• _ACTIVITY_: Report how many lines in the records below contain the word "Bracket". Give only the number.

··········

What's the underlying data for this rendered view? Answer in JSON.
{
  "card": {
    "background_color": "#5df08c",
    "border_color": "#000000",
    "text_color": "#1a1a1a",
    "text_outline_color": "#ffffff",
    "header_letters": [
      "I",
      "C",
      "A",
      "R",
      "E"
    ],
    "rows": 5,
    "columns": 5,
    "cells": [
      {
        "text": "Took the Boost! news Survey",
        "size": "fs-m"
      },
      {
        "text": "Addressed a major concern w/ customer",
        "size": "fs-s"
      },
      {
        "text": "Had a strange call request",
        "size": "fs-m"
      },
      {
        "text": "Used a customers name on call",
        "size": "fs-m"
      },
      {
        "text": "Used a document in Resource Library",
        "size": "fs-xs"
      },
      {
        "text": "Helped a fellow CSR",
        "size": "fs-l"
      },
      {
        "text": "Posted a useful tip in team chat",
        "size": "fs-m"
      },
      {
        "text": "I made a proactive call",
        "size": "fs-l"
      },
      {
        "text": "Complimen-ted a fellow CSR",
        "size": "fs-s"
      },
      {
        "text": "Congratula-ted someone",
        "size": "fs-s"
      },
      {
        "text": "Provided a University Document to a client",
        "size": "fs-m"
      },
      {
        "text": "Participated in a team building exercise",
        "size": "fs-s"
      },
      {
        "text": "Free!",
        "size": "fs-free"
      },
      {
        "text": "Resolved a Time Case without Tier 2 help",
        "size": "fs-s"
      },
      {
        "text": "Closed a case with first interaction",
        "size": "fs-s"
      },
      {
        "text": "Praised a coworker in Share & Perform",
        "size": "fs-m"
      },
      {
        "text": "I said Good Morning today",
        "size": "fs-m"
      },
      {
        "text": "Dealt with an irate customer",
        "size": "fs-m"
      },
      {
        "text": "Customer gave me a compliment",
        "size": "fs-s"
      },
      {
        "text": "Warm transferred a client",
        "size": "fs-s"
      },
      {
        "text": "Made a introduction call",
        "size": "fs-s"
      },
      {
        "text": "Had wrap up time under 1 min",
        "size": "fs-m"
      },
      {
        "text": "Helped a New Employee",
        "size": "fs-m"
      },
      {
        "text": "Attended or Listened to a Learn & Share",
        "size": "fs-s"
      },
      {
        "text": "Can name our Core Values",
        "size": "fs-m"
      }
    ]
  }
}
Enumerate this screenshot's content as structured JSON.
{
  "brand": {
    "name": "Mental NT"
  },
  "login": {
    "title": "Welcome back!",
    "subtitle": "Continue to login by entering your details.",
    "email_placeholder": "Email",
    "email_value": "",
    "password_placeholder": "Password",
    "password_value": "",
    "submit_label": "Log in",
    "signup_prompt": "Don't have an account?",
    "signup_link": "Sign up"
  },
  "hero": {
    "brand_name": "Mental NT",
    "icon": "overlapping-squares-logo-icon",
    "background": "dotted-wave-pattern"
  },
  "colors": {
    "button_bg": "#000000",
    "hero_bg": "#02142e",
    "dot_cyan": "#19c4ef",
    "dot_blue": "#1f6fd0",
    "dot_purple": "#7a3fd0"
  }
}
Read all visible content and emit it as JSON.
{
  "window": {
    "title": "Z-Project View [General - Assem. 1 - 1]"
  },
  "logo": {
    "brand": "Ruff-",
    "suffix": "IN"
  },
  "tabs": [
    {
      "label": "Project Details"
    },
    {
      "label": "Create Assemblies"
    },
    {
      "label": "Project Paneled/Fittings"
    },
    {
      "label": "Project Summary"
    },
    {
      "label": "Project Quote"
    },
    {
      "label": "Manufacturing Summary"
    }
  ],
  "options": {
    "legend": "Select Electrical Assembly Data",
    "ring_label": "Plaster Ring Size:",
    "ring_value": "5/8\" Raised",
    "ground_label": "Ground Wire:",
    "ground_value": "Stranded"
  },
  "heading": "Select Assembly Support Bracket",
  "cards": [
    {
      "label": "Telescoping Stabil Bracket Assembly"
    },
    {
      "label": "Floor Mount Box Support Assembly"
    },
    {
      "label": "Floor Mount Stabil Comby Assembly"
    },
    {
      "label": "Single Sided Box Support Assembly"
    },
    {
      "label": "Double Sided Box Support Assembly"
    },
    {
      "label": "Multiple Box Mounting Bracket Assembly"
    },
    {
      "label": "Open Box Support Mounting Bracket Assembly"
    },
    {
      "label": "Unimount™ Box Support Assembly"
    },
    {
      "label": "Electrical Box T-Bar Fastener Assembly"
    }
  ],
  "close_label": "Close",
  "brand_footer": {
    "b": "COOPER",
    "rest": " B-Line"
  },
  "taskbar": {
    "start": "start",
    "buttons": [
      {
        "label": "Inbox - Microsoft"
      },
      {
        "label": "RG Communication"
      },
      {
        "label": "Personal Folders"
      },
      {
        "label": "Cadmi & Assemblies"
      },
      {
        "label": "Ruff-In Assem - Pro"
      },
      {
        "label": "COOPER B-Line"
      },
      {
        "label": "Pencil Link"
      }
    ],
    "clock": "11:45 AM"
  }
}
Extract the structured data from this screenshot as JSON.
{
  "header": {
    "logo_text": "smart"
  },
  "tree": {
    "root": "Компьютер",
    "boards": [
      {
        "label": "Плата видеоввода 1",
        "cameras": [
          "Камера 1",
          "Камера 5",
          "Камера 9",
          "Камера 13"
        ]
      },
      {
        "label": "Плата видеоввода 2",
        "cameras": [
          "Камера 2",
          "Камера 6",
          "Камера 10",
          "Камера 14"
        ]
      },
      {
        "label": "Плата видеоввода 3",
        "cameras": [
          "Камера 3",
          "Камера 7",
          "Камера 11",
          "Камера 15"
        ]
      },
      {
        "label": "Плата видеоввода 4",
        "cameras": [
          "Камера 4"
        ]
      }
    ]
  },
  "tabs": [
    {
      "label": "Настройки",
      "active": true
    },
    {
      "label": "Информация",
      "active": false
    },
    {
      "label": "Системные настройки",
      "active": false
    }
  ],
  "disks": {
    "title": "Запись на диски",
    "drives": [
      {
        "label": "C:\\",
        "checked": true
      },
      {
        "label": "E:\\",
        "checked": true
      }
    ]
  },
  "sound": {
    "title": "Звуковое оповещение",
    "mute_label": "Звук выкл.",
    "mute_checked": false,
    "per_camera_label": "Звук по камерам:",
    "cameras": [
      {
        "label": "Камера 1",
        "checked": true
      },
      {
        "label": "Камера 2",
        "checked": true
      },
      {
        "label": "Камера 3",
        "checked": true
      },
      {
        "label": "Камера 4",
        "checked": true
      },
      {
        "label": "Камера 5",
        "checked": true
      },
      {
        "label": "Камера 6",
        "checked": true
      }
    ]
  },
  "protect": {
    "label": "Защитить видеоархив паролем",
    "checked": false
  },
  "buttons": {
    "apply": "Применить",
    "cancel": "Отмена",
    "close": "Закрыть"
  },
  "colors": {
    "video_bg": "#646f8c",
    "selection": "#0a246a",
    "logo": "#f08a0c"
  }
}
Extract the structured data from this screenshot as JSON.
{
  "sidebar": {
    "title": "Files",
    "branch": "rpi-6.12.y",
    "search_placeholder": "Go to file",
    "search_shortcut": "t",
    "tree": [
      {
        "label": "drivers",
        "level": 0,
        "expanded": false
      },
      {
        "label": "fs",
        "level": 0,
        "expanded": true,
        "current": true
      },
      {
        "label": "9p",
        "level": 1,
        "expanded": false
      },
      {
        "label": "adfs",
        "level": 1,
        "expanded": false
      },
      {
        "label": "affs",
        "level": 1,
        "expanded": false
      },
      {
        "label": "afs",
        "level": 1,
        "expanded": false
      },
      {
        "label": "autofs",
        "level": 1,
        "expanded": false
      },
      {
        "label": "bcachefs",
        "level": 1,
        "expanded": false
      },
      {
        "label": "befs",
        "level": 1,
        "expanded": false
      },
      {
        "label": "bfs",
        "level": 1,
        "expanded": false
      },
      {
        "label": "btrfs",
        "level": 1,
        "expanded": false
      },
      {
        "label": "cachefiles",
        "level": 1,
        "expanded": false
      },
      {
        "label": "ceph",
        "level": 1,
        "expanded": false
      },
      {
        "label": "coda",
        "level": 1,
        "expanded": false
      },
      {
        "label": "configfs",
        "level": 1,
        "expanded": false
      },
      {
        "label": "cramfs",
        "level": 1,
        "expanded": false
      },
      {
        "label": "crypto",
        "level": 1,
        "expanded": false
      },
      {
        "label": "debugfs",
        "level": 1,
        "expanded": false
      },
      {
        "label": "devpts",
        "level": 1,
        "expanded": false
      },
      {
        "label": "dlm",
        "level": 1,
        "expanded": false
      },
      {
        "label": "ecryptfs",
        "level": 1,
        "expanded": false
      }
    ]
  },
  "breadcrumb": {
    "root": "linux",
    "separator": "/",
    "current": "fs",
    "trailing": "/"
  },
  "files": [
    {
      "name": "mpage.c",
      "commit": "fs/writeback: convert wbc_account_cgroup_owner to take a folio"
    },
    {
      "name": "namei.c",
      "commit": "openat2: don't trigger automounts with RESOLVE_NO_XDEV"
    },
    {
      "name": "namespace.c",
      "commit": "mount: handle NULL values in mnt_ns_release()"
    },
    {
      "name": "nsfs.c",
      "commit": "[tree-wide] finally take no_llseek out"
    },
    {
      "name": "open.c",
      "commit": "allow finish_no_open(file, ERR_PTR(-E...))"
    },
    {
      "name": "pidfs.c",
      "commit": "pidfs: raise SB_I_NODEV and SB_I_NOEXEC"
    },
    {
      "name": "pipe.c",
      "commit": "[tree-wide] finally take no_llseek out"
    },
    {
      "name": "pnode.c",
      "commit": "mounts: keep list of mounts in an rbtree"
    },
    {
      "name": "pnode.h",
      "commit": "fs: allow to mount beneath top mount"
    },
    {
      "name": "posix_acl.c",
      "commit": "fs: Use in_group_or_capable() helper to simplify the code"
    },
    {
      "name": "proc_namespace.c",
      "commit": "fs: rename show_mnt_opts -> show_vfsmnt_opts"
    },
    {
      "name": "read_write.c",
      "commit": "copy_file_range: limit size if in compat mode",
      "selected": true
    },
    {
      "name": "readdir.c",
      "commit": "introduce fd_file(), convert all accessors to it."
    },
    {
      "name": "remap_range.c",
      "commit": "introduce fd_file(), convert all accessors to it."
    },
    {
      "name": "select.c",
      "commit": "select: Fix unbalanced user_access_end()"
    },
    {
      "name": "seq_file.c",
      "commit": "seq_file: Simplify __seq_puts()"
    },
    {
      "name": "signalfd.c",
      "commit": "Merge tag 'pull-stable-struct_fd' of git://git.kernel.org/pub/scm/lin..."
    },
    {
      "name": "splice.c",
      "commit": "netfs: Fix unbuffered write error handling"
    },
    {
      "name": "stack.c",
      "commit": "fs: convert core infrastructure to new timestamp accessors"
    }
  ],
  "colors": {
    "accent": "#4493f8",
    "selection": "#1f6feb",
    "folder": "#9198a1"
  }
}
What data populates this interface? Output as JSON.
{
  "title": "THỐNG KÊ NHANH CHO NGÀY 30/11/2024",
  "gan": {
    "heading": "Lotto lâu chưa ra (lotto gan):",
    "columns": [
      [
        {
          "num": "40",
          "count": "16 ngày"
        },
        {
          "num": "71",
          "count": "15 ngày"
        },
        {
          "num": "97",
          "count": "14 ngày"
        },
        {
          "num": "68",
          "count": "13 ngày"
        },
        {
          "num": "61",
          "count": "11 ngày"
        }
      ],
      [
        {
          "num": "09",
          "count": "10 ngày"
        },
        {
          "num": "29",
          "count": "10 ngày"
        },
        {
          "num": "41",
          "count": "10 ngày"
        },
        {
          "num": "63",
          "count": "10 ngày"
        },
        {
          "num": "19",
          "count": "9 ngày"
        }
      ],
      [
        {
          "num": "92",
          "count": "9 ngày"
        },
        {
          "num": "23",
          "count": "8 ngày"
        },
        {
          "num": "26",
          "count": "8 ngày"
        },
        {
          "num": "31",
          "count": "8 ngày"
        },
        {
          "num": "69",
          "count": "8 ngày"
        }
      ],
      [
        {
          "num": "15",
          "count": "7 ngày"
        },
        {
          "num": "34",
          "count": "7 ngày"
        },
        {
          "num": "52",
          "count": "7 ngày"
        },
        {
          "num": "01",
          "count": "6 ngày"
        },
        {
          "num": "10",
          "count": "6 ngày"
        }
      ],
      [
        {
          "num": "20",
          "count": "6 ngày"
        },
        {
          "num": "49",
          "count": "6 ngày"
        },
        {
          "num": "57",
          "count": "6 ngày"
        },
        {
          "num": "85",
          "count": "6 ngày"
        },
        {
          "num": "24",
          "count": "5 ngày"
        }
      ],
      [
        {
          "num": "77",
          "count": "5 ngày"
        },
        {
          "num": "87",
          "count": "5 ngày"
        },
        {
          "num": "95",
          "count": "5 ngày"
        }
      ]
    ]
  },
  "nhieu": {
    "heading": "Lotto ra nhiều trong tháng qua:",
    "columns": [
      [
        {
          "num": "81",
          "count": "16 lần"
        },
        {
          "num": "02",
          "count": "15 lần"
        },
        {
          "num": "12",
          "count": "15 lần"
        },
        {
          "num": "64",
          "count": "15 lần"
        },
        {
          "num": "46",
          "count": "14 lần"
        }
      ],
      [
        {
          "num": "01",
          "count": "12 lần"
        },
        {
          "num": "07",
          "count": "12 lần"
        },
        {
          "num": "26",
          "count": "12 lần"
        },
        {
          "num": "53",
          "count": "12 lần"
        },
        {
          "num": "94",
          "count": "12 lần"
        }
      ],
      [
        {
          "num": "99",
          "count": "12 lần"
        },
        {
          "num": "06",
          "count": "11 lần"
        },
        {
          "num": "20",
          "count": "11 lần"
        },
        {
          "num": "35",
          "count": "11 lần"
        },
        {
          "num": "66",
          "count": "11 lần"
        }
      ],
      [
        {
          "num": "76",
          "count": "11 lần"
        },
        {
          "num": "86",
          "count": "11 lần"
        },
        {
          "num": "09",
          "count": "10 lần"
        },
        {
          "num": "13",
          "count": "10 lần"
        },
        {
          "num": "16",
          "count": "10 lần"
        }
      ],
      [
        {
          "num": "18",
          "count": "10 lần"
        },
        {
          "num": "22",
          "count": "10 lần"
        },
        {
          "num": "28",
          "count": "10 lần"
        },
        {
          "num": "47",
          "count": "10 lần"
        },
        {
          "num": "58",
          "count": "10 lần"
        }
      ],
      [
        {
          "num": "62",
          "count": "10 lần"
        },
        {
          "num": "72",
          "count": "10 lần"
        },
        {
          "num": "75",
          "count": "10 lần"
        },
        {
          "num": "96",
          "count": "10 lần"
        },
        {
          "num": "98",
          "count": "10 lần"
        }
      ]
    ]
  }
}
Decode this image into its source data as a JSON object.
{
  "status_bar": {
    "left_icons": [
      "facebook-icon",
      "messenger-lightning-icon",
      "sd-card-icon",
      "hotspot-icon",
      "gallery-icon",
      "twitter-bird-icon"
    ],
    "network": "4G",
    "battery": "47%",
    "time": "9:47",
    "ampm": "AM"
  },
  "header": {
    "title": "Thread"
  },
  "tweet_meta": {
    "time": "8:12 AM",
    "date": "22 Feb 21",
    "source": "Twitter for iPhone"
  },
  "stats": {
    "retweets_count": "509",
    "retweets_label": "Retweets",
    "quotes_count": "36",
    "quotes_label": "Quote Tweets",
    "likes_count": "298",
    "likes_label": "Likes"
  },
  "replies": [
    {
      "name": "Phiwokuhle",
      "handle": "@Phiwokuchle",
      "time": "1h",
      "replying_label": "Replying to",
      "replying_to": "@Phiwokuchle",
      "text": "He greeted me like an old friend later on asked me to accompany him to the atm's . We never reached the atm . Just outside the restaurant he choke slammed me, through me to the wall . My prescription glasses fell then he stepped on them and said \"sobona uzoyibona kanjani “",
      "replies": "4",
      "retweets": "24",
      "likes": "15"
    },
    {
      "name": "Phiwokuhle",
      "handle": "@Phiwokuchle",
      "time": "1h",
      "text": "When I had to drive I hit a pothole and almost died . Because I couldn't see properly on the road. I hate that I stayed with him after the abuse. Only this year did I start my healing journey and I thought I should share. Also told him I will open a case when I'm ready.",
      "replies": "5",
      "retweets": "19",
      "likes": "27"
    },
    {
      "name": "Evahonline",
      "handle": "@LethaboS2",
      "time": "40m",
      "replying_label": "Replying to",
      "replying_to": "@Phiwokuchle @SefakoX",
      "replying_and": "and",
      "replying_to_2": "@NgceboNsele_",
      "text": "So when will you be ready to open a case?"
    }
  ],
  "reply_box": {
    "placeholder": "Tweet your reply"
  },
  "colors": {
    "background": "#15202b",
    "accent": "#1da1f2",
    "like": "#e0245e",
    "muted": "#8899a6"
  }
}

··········

• _EXERCISE RESULT_: 4